[Entries taken from a collection]
#####

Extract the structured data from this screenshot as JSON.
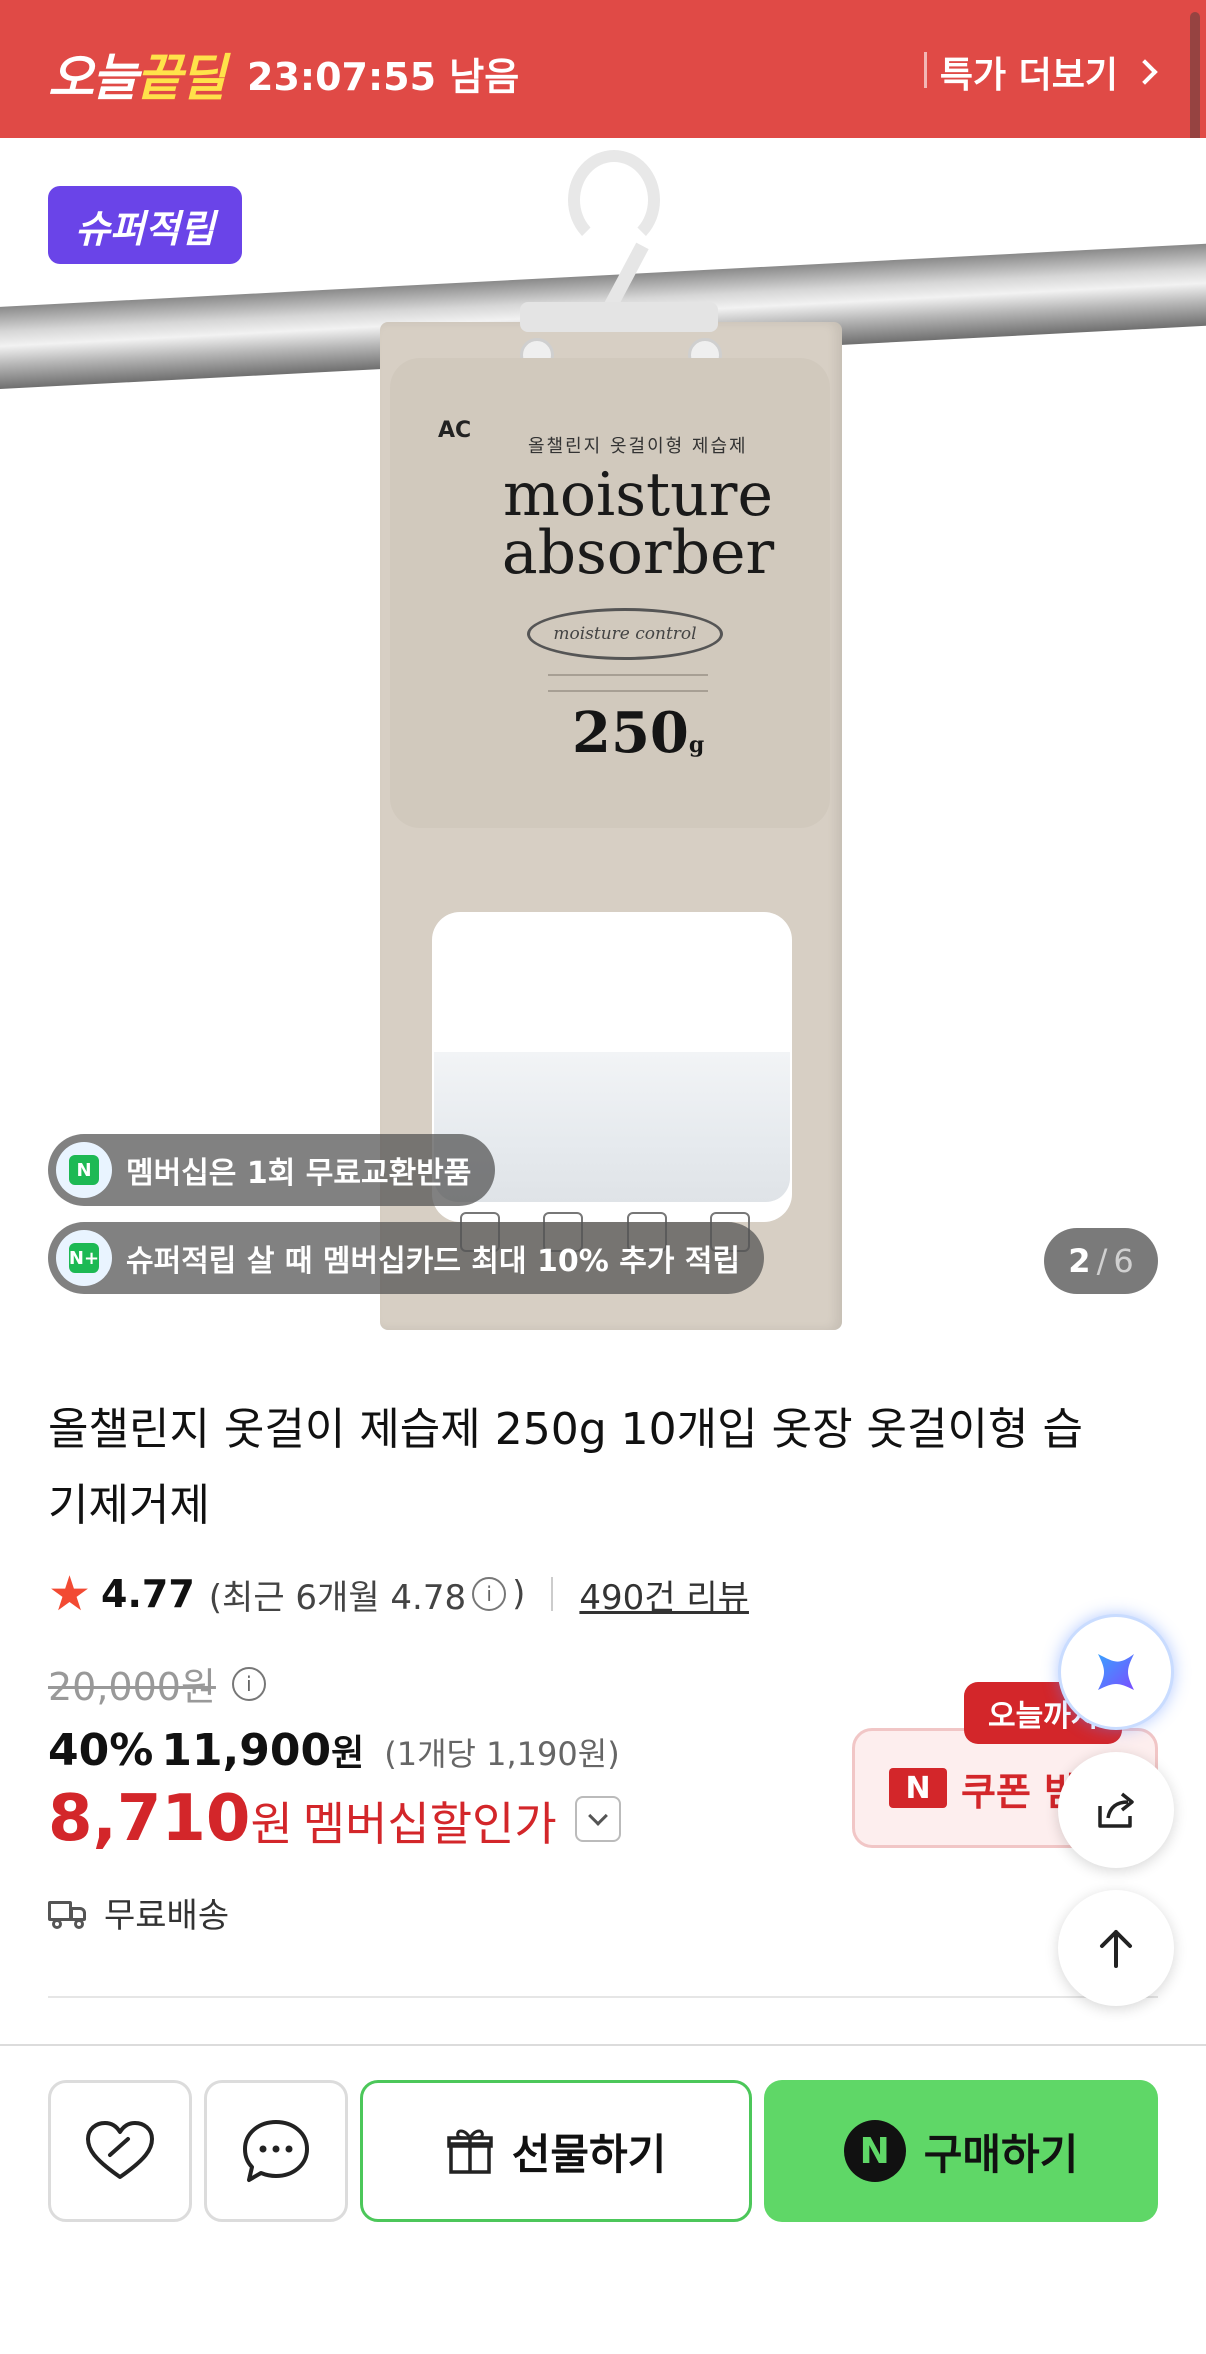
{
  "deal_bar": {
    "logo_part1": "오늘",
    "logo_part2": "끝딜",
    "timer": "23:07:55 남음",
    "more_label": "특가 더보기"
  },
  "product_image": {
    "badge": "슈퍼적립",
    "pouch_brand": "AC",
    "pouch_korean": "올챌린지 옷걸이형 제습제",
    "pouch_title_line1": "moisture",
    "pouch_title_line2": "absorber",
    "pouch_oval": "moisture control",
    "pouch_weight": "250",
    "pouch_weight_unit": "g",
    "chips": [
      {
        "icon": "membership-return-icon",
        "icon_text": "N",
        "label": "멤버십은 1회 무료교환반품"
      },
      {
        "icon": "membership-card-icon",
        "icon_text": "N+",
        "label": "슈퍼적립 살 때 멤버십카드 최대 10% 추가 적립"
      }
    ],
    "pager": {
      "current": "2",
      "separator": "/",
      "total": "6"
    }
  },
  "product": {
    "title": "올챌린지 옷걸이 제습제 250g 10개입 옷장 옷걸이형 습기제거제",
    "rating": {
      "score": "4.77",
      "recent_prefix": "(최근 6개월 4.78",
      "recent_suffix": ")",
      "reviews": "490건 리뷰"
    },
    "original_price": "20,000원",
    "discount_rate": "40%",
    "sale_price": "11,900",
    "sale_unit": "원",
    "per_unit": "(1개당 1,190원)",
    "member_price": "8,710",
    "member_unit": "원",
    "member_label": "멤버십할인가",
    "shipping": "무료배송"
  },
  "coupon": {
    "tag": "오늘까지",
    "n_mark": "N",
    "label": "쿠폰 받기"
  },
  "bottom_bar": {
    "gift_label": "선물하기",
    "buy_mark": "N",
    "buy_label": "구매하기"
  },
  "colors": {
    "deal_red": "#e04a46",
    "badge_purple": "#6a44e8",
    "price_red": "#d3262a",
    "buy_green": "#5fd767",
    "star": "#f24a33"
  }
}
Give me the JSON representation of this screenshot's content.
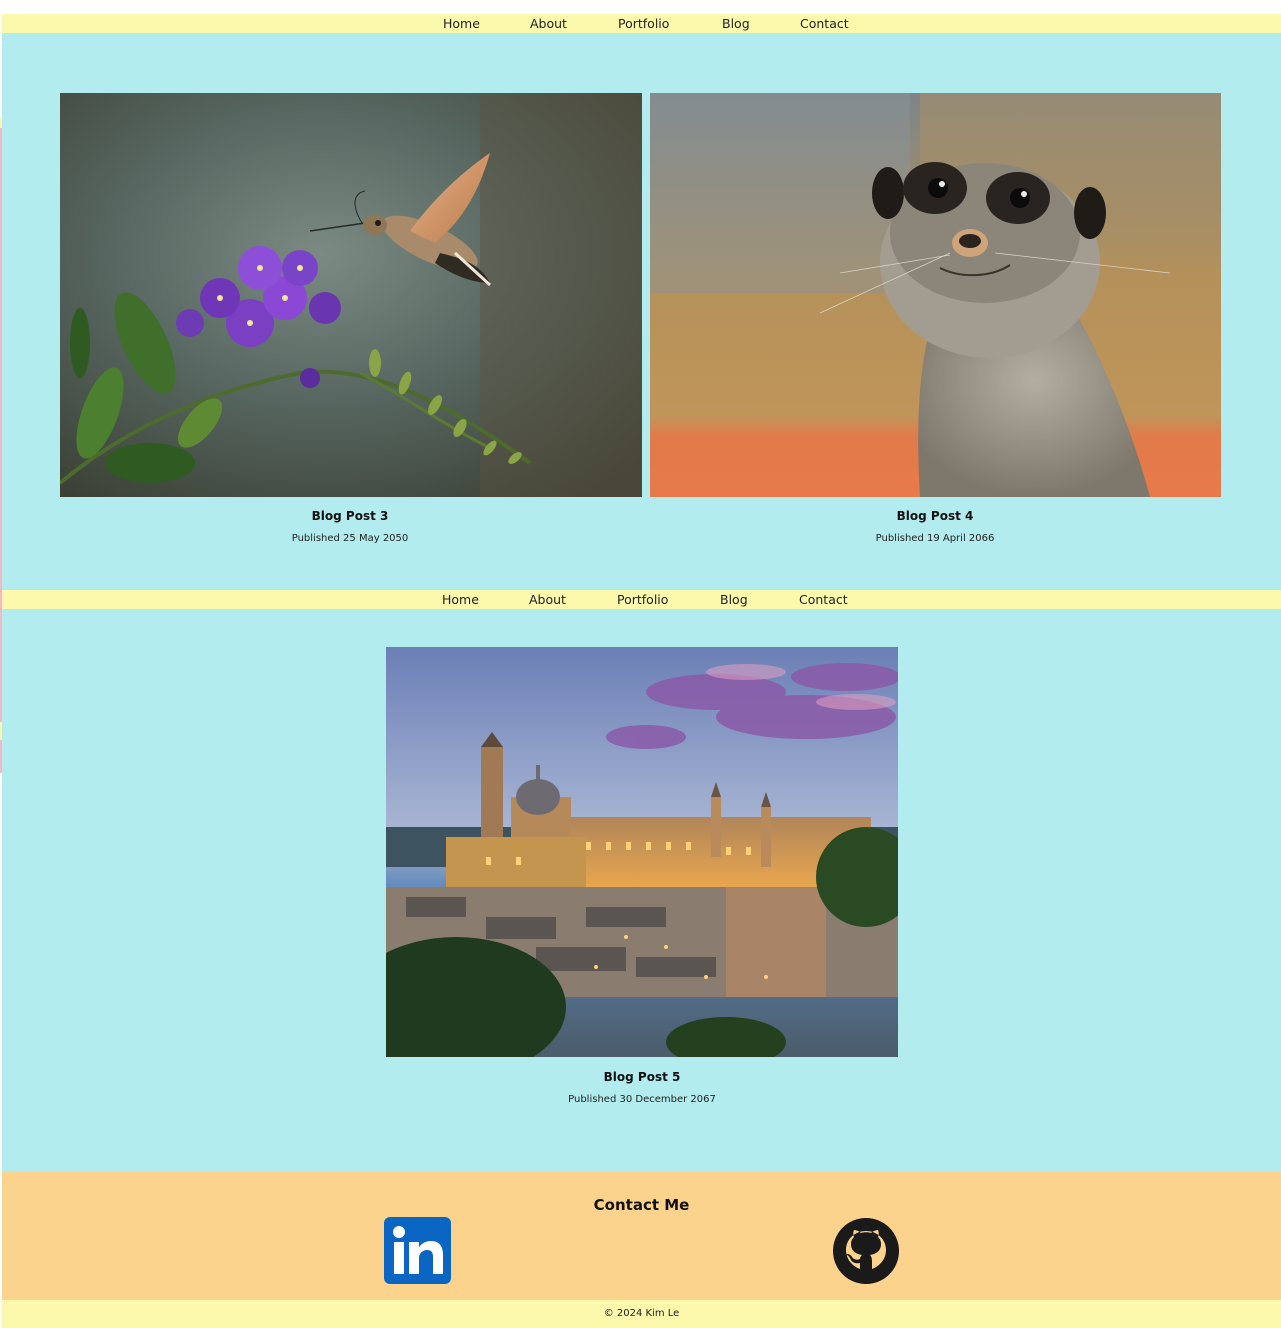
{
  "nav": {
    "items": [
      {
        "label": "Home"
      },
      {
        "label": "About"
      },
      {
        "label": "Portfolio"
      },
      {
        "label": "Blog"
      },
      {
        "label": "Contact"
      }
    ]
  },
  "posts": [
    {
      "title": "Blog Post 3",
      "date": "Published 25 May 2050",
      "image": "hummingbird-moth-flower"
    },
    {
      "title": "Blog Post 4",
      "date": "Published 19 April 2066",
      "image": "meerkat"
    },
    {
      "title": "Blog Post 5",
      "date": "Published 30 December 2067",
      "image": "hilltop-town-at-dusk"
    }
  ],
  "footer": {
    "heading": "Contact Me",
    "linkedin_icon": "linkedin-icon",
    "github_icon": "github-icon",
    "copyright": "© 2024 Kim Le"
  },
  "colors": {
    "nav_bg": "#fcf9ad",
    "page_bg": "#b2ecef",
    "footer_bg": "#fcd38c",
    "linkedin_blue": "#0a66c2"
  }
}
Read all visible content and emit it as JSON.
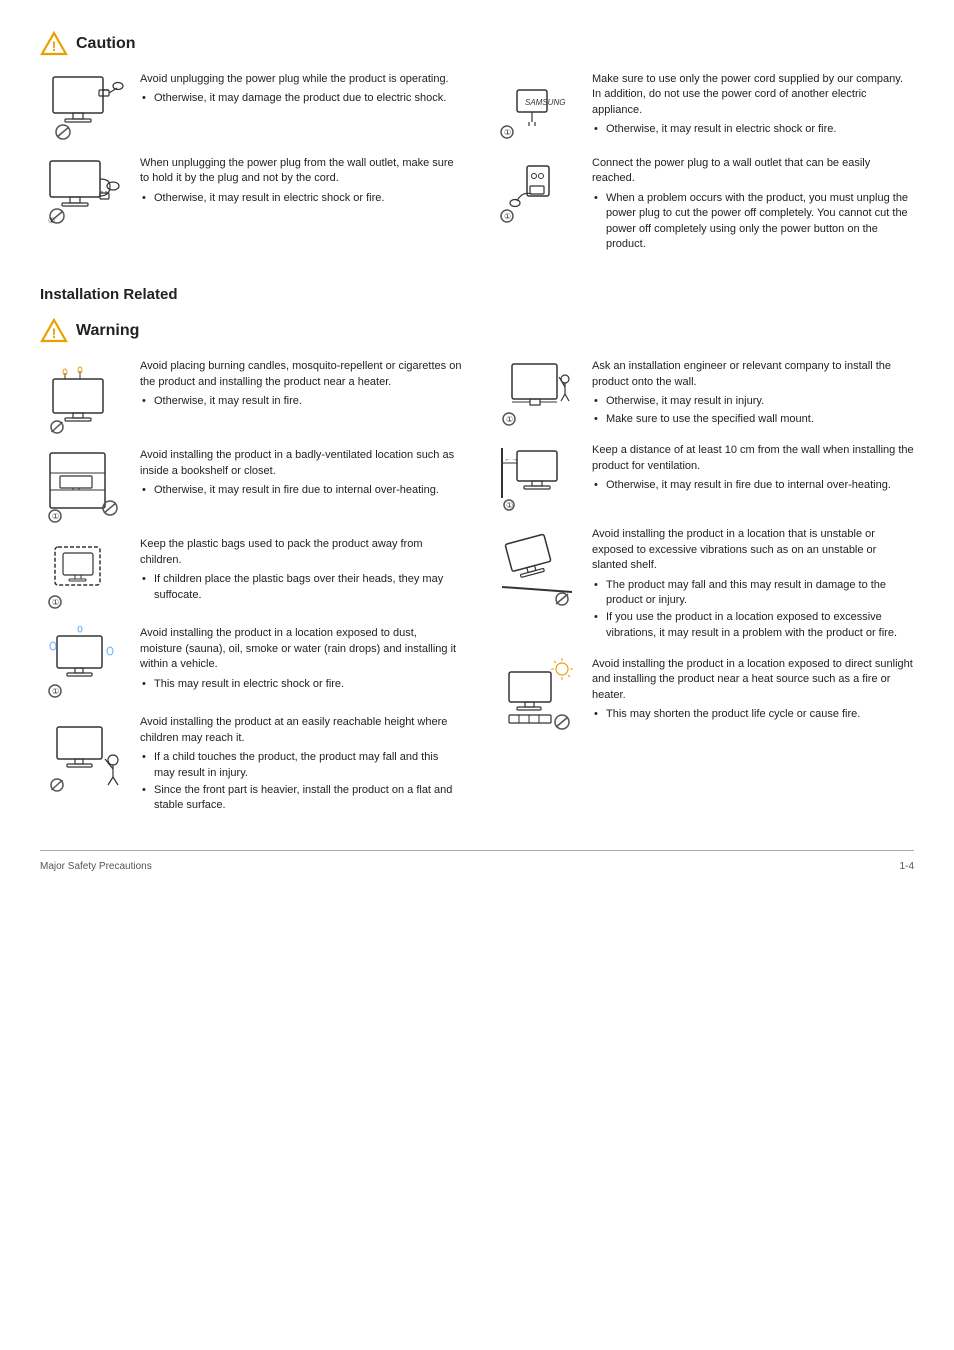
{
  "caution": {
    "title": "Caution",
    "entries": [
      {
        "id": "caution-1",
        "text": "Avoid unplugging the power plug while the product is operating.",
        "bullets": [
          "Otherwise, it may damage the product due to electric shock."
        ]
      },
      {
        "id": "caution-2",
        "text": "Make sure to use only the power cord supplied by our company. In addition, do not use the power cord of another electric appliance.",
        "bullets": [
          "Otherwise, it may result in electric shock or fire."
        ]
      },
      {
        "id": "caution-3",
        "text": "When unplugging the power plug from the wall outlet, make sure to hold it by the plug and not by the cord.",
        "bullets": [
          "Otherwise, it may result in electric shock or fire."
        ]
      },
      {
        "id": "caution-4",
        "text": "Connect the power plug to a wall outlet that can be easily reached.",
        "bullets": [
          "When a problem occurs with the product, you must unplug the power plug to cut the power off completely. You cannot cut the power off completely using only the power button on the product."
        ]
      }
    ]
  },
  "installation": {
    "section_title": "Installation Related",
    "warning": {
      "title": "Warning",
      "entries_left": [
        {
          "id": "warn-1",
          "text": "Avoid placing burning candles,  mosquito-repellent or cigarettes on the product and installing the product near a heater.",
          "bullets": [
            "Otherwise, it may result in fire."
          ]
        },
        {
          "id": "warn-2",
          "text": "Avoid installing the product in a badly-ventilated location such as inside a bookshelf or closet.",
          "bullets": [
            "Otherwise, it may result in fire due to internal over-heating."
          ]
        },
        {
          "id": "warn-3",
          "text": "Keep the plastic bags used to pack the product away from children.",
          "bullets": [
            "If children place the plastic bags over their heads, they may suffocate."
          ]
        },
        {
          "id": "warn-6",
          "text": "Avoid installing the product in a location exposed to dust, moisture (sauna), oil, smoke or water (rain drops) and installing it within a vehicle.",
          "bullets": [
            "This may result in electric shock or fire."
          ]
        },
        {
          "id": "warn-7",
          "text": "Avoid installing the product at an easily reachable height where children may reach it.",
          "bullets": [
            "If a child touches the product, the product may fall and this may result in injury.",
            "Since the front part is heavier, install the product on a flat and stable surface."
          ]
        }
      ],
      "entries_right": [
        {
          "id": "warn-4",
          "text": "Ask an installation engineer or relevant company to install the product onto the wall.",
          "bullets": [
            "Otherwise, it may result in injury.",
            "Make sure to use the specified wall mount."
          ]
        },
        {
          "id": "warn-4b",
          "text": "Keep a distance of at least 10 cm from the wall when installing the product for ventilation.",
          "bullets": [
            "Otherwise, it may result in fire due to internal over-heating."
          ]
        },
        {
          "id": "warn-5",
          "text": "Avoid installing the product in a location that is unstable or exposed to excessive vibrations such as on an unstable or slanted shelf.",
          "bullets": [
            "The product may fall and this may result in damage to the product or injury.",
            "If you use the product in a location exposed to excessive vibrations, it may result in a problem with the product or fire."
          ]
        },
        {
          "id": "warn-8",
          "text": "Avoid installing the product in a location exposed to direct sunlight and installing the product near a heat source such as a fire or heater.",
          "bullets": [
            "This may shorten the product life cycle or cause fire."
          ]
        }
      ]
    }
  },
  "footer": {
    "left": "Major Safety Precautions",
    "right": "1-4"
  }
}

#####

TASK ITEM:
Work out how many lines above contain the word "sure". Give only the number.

EXERCISE ANSWER:
3